PKCS#7 is a defined data format that allows data to be signed or encrypted. The data format includes the original data and the associated metadata necessary in order to perform the cryptographic operation.
Signed Envelope (SignedData)
The signed envelope is a format that carries data and confirms that the encapsulated data is not altered in transit via digital signatures. It includes this information:
GET CGI-path/pkiclient.exe?operation=operation&message=message HTTP/version
CGI-path is dependent on the server and points to the Common Gateway Interface (CGI) program that handles SCEP requests:
Cisco IOS® CA uses an empty path string.
Microsoft CA uses /certsrv/mscep/mscep.dll, which points to the MSCEP/ Network Device Enrollment Service (NDES) IIS service.
Operation identifies the operation that is performed.
Message carries additional data for that operation (and it can be empty if no actual data is required).
With the GET method, the message part is either plain text, or Distinguished Encoding Rules (DER)-encoded PKCS#7 converted to Base64. If the POST method is supported, content that would be sent in Base64 encoding with GET might be sent in binary format with POST instead.

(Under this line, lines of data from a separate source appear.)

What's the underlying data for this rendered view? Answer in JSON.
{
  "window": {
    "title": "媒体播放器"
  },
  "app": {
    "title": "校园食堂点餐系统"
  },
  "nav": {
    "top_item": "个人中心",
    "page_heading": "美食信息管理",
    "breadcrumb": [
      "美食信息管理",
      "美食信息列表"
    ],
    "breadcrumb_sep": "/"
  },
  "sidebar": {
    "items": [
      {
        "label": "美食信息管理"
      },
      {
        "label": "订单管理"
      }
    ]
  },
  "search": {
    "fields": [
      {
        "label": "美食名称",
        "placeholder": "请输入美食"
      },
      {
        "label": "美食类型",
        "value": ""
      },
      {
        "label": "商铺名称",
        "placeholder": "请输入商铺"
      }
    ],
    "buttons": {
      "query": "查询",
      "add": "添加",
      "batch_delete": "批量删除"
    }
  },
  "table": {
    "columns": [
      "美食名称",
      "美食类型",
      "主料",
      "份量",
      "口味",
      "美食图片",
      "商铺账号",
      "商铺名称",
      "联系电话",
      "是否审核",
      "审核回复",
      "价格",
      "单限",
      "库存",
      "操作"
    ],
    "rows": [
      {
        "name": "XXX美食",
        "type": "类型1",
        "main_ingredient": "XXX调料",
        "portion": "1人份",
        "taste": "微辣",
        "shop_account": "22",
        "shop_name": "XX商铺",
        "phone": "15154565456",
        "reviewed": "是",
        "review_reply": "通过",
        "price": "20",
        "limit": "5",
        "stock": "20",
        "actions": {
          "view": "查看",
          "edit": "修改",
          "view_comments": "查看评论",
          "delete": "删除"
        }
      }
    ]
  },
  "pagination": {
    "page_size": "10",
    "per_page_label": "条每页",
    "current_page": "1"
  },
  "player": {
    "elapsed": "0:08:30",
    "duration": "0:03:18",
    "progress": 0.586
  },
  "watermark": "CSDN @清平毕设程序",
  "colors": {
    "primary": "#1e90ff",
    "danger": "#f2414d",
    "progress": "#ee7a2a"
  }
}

Possible values for operations and their associated message values:
operation = PKIOperation:
messageis a SCEP pkiMessage structure, based on PKCS#7 and encoded with DER and Base64.
the pkiMessage structure can be of these types:

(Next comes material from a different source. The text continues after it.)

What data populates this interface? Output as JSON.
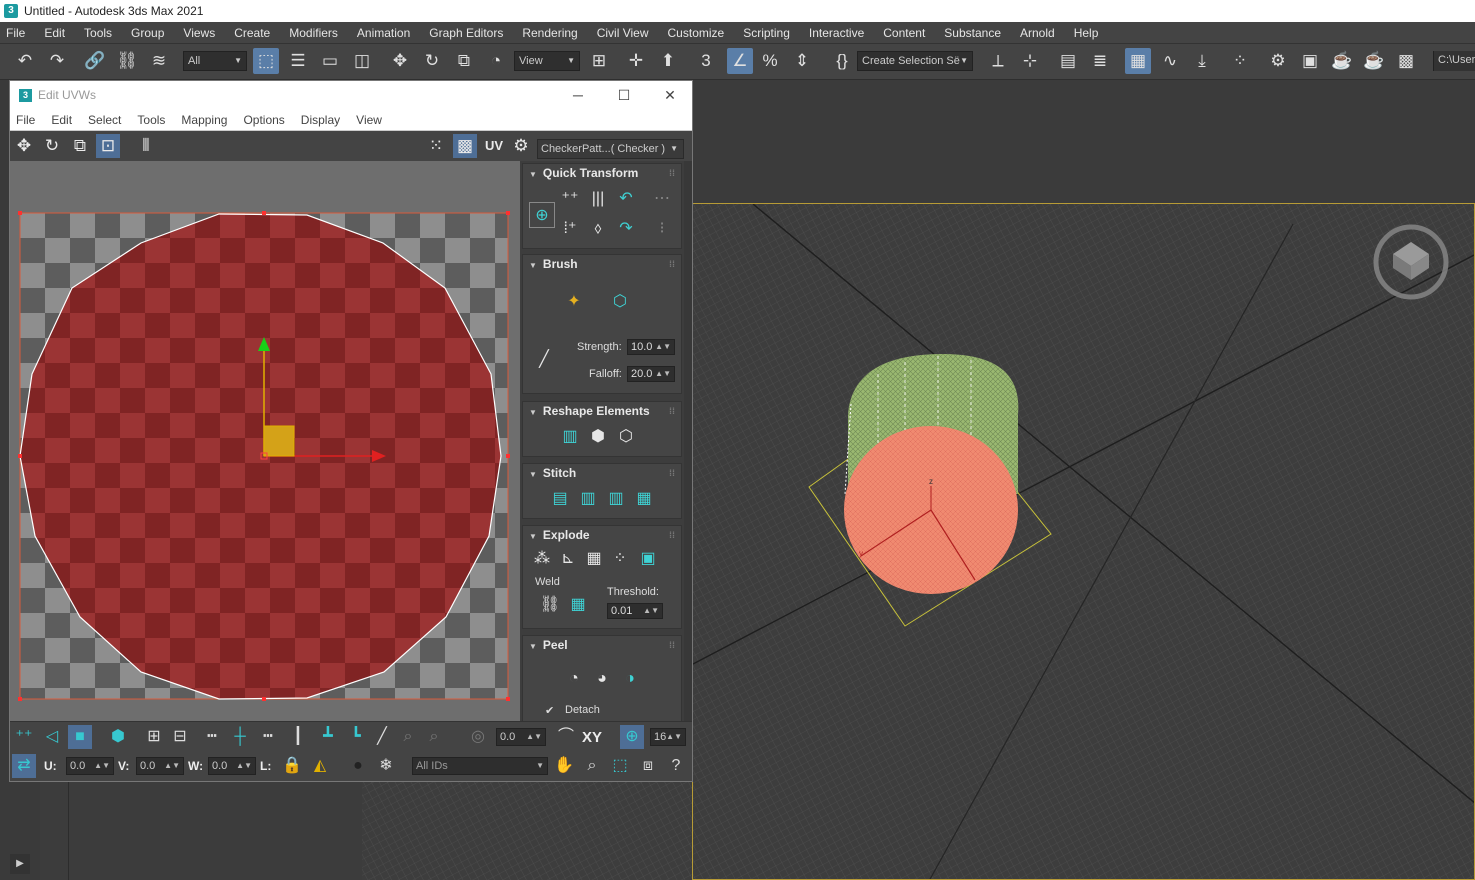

PKCSReq: PKCS#10 CSR
GetCertInitial: polling for CSR granting status
GetCert or GetCRL: certificate or CRL retrieval
operation = GetCACert, GetNextCACert, or (optional) GetCACaps:
message can be omitted, or can be set to a name that identifies the CA.
Response Message Format
SCEP responses are returned as standard HTTP content, with a Content-Type that depends on the original request and the type of data returned. DER content is returned as binary (not in Base64 as for the request). PKCS#7 content might or might not contain encrypted/signed enveloped data; if it does not (only contains a set of certificates), it is referred to as a degenerate PKCS#7.
Possible values for Content-Type:
in response to the PKIOperation operation, with pkiMessage of type: PKCSReq, GetCertInitial, GetCert or GetCRL
response body is a pkiMessage of type: CertRep
in response to the GetCACert operation
response body is the DER-encoded X.509 CA certificate
in response to the GetCACert operation
response body is a DER-encoded degenerate PKCS#7 that contains the CA and RA certificates
in response to the GetNextCACert operation
response body is a variation of a pkiMessage of type: CertRep